COLOMBO – Sri Lanka is in shock after more than 200 people were killed in a wave of bomb blasts that hit churches and luxury hotels on Easter Sunday.
An island-wide curfew was lifted Monday at 06:00 local time (01:30 GMT).
Late on Sunday Sri Lanka’s prime minister Ranil Wickremesinghe said security services had been “aware of information” of a possible attacks.
Arrests have been made, but the government has not yet identified who carried out the attacks.
Several foreigners are among the dead and injured.
There are reports of social media networks being temporarily restricted to try and stop misinformation spreading. Popular messaging services like WhatsApp and Facebook are said to be unavailable to many.
Late on Sunday, the air force said an improvised explosive device had been found and disposed of close to the country’s main airport in the capital, Colombo.

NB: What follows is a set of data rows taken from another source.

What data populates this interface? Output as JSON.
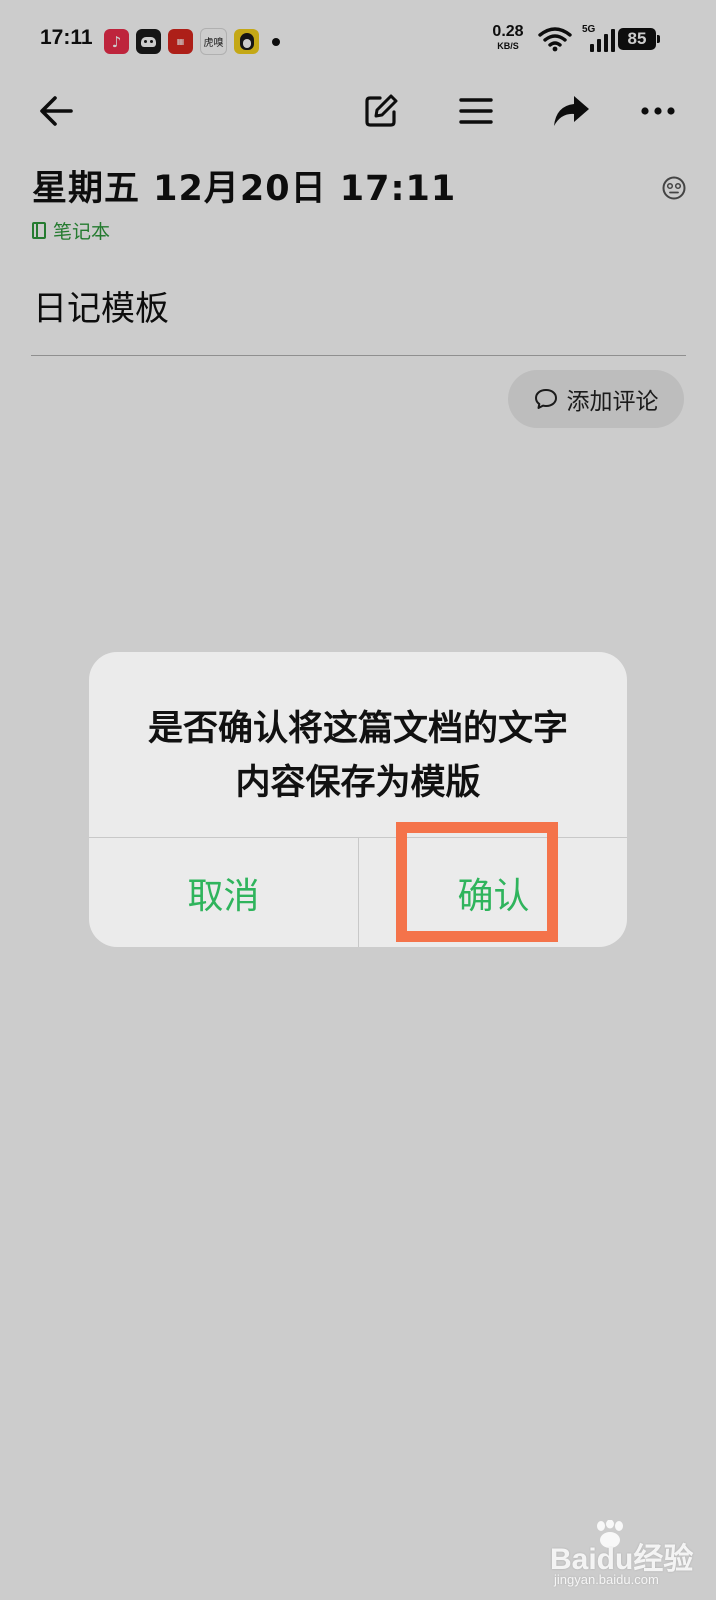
{
  "status_bar": {
    "time": "17:11",
    "net_speed_value": "0.28",
    "net_speed_unit": "KB/S",
    "network_type": "5G",
    "battery_level": "85",
    "notification_apps": [
      "music-app-icon",
      "robot-app-icon",
      "news-app-icon",
      "hupu-app-icon",
      "qq-app-icon"
    ],
    "hupu_label": "虎嗅"
  },
  "toolbar": {
    "icons": [
      "back-arrow-icon",
      "edit-icon",
      "outline-list-icon",
      "share-icon",
      "more-icon"
    ]
  },
  "note": {
    "title": "星期五 12月20日 17:11",
    "notebook": "笔记本",
    "body": "日记模板",
    "comment_button": "添加评论"
  },
  "dialog": {
    "message_line1": "是否确认将这篇文档的文字",
    "message_line2": "内容保存为模版",
    "cancel_label": "取消",
    "confirm_label": "确认"
  },
  "watermark": {
    "brand": "Baidu经验",
    "url": "jingyan.baidu.com"
  },
  "colors": {
    "accent_green": "#2fb45c",
    "notebook_green": "#2f9a3c",
    "highlight": "#f4734a",
    "dialog_bg": "#ebebeb"
  }
}
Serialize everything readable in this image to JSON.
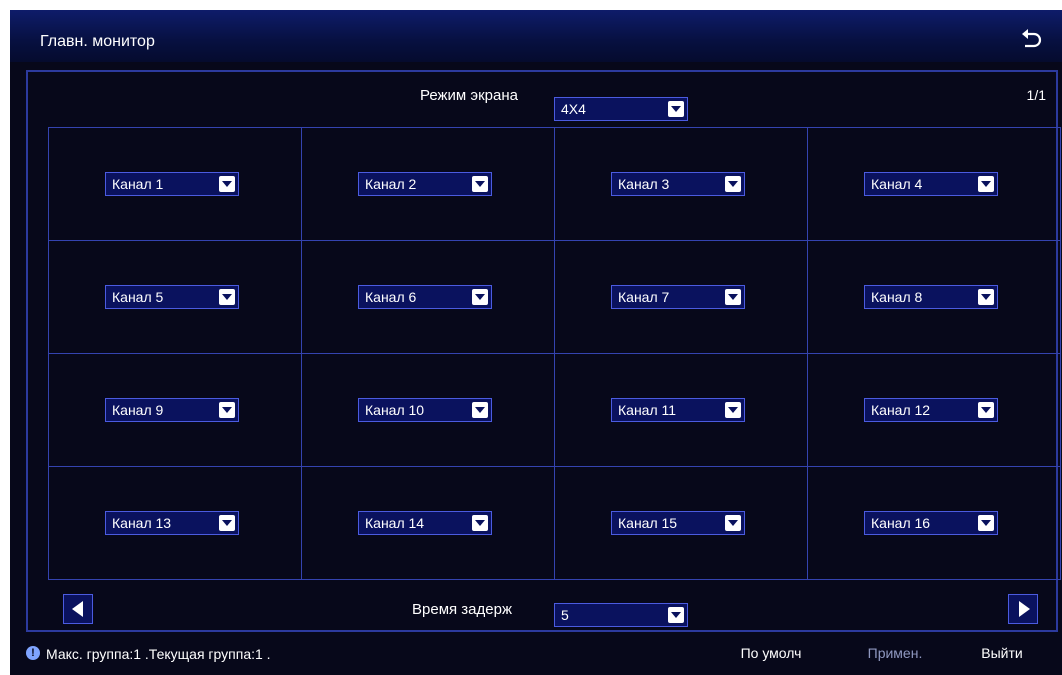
{
  "window": {
    "title": "Главн. монитор"
  },
  "screen_mode": {
    "label": "Режим экрана",
    "value": "4X4"
  },
  "page_indicator": "1/1",
  "channels": [
    "Канал 1",
    "Канал 2",
    "Канал 3",
    "Канал 4",
    "Канал 5",
    "Канал 6",
    "Канал 7",
    "Канал 8",
    "Канал 9",
    "Канал 10",
    "Канал 11",
    "Канал 12",
    "Канал 13",
    "Канал 14",
    "Канал 15",
    "Канал 16"
  ],
  "delay": {
    "label": "Время задерж",
    "value": "5"
  },
  "status": {
    "text": "Макс. группа:1 .Текущая группа:1 ."
  },
  "buttons": {
    "default": "По умолч",
    "apply": "Примен.",
    "exit": "Выйти"
  },
  "colors": {
    "background": "#07081a",
    "accent": "#2c3a9e",
    "select_bg": "#0a125e",
    "disabled_text": "#8f98c0"
  },
  "icons": {
    "back": "back-arrow-icon",
    "prev": "left-triangle-icon",
    "next": "right-triangle-icon",
    "info": "info-icon",
    "dropdown": "dropdown-arrow-icon"
  }
}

“A PVC pipe which was six feet [1.8m] in length containing explosives in it was discovered,” spokesman Gihan Seneviratne told local media.
How did the attacks unfold?
The first reports of explosions came at about 08:45 (03:15 GMT) local time – with six blasts reported within a small space of time.
Three churches in Negombo, Batticaloa and Colombo’s Kochchikade district were targeted during Easter services and blasts also rocked the Shangri-La, Kingsbury and Cinnamon Grand hotels in the country’s capital.
As police hunted those responsible, two further explosions were reported.
One blast hit near the zoo in Dehiwala, southern Colombo, and an eighth was reported near the Colombo district of Dematagoda during a police raid, killing three officers.
It remains unclear who was behind the attacks, but 13 arrests were made by police on Sunday.
The government has said they believe suicide bombs were used at some of the sites.
During a news conference on Sunday evening, Prime Minister Ranil Wickremesinghe addressed rumours that officials had had prior intelligence of forthcoming attacks.
“We must look into why adequate precautions were not taken. Neither I nor the Ministers were kept informed,” he said.
“For now the priority is to apprehend the attackers,” he added.
Government officials have called for the public to remain calm while investigations take place.
Airlines have said people are still able to travel to Bandaranaike International Airport in spite of the curfew.
Travellers have been told to produce their boarding pass and identification at checkpoints and arrive four hours before their scheduled departure.
Who are the victims?
The vast majority of those killed are thought to be Sri Lankan nationals, including scores of Christians who died at Easter church services.
The country’s Ministry of Foreign Affairs says it believes 36 foreign nationals are among the dead, with most still unidentified at a Colombo morgue.
The international victims include:
- At least five British citizens – including two with joint US citizenship
- Three Danish citizens
- One Portuguese citizen and three Indian nationals, according to Sri Lankan officials
- Two engineers from Turkey, according to Turkish news outlet Anadolu
- One person from the Netherlands
- One person from Japan, according to Japanese media citing government sources – BBC